Anyone who has crossed paths with a truly inspiring teacher knows that the time they were lucky enough to spend in that person's presence is a gift to be cherished for the rest of their life. When I was in my sophomore or junior year at Brooklyn College (back in the days when tuition for one semester was only $50), my sister advised me to take a course with Professor Anna Babey-Brooke, stressing that it didn't really matter what the course was about, it would turn out to be a great learning experience.
Would it ever!
"The Babbling Brooke" (as she was known to her students) was a pre-feminist phenomenon with an encyclopedic knowledge of mystical fertility rites from primitive cultures who never seemed to stop talking. Leaping from one obscure reference point to another -- in a meticulously detailed pattern of intellectual linkage that, some 30 years later, would become known as "web surfing" -- she charmed us with stories about Peace Corps volunteers who struggled to bring modern plumbing to remote civilizations only to see their efforts literally go down the drain as awe-struck natives kept trying to send peace offerings to their gods by magically sacrificing (flushing) rocks down the toilet.
Try to imagine a lusty, buxom academic who had just emerged from the teacher's lounge covered in a wild pattern of chalk-stained eraser marks (which made one wonder if she had been pinned against a blackboard by a fellow staff member for a quickie between classes). Then combine that image with the concept of an adventuresome, literary Auntie Mame and you'll get a tiny idea what Professor Babey-Brooke's classes were like.
With her gray hair rapidly becoming undone, a wealth of bracelets jangling from both wrists, and a mischievious twinkle in her eye as she waltzed us through Frazer's Golden Bough (making sure that we understood the importance of being on good terms with the Earth Mother during harvest season), she introduced us to a wealth of foreign paintings and highly sexual primitive artwork.

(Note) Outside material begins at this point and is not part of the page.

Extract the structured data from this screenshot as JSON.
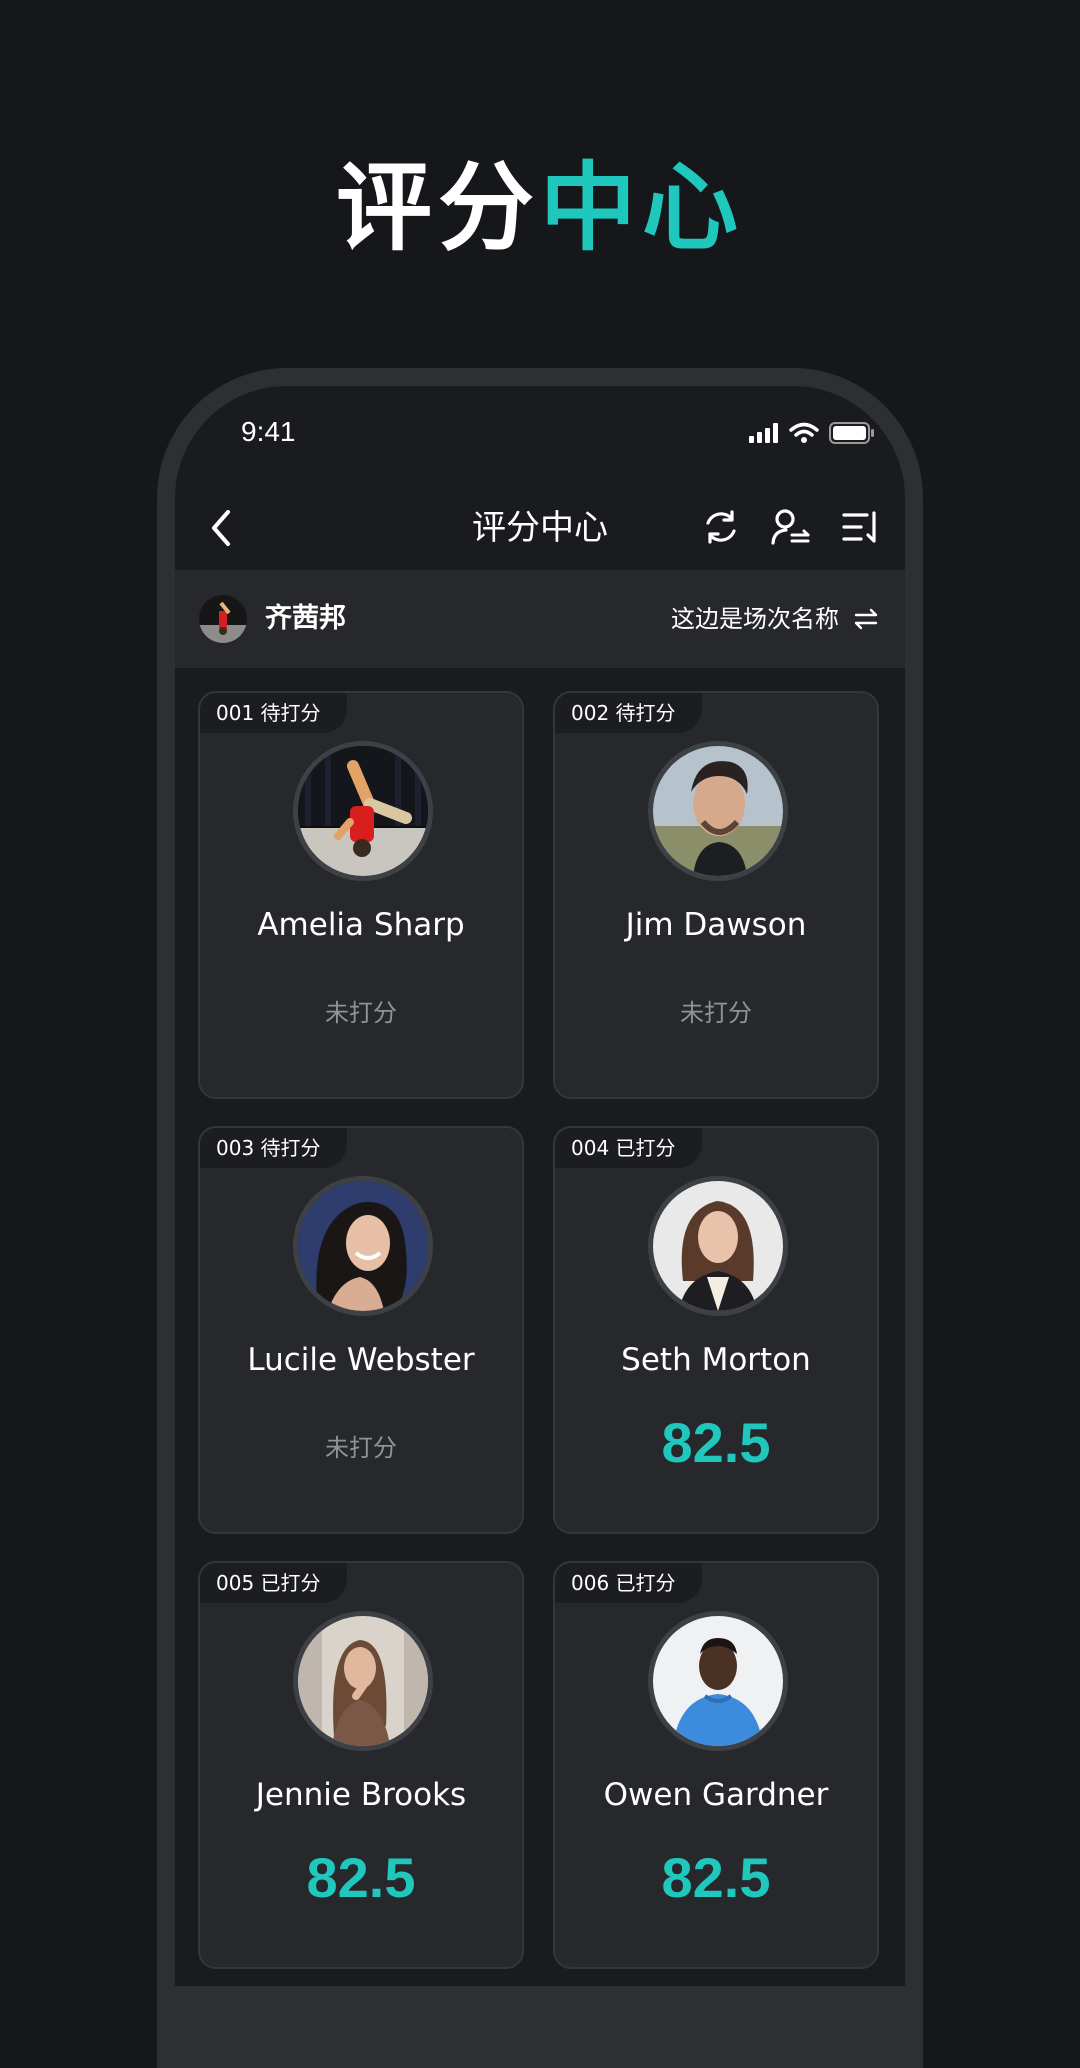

One day she would be rattling on about primitive taboos and sexual magic -- explaining how, by rapidly alternating one's sexual polarity, a character in mythology could easily impregnate herself without needing a man. The following week she might treat us to her excitedly narrated slide show about the highly erotic wood sculptures created by the natives of the Sepik River District in Papua New Guinea. To this day, a visit to the DeYoung Museum's prized collection of Oceanic Art as well as its Jolika Collection of New Guinea Art brings back fond memories of those sexually-charged lectures.
Babey-Brooke helped shape our impressionable young minds as we nervously tiptoed through passages from the Egyptian Book of the Dead, the Mahabharata, the Bhagavad Gita, the Tibetan Book of the Dead, and the Ramayana, making the acquaintances of the vengeful goddess Kali, Hanuman (the famed and very mischievious monkey king), Ganesha (the elephant god), and a wealth of mythical creatures from foreign cultures.
I was lucky enough to take two of her courses: "Comparative Religion" and "Indo-European Myths and Legends." In her own bizarre way, she was even more stimulating than puberty.
Thus, it came as no surprise that I had myself a grand old time watching Sita Sings The Blues, the full-length animation feature by Nina Paley that opens the San Francisco Film Society's Third International Animation Festival on November 13 at Landmark's Embarcadero Center Cinema.
Paley spent five years single-handedly animating Sita Sings The Blues on her home computer as part of a personal quest to write and produce what she has subtitled "The Greatest Break-up Story Ever Told." Loosely adapted from the Ramayana, her film is an absolutely breathtaking piece of animation art.
What sets it apart, however, is its obvious mix of cultures and cultural icons. The story begins in San Francisco, where a young couple with a particularly rowdy house cat finds their relationship threatened when Nina's husband receives a contract to go work in India (in 2002, Paley followed her then-husband to Trivandrum, India, where she was first exposed to the Ramayana).
As the young couple's relationship suffers increasing stress and alienation, the heroine becomes fascinated with the tales of the Ramayana, especially the tale of Sita's abduction from her beloved Lord and husband, Rama, by the demon Ravana, king of modern-day Sri Lanka. Using different styles of animation for the modern story of how Nina's husband dumped her by email and how Rama and Sita's relationship was challenged by Ravana, Paley also employs a group of characters based on Sri Lankan cut-out silhouette figures to act as a set of nosy neighbors who offer catty comments on Sita and everyone else in the plot.
In Paley's film, the ripe and curvaceous Sita looks like a cartoon combination of an Indian princess and Betty Boop. What takes the film to an entirely new level, however, is Paley's use of a group of Jazz-era recordings by songstress Annette Hanshaw, which add great merriment to the proceedings. Watching an increasingly pregnant Sita turn deeper shades of blue to Hanshaw's warbling of 1929's hit song "Am I Blue?" will have you laughing your head off.
The sheer beauty, wild inventiveness and feisty humor of Paley's animation (including a wildly funny two-minute "Intermission" segment) rivals anything put out by Pixar and/or Disney. As I watched her film, I kept pinching myself to see if it was possible that I could simply be having too much fun. Here's the trailer: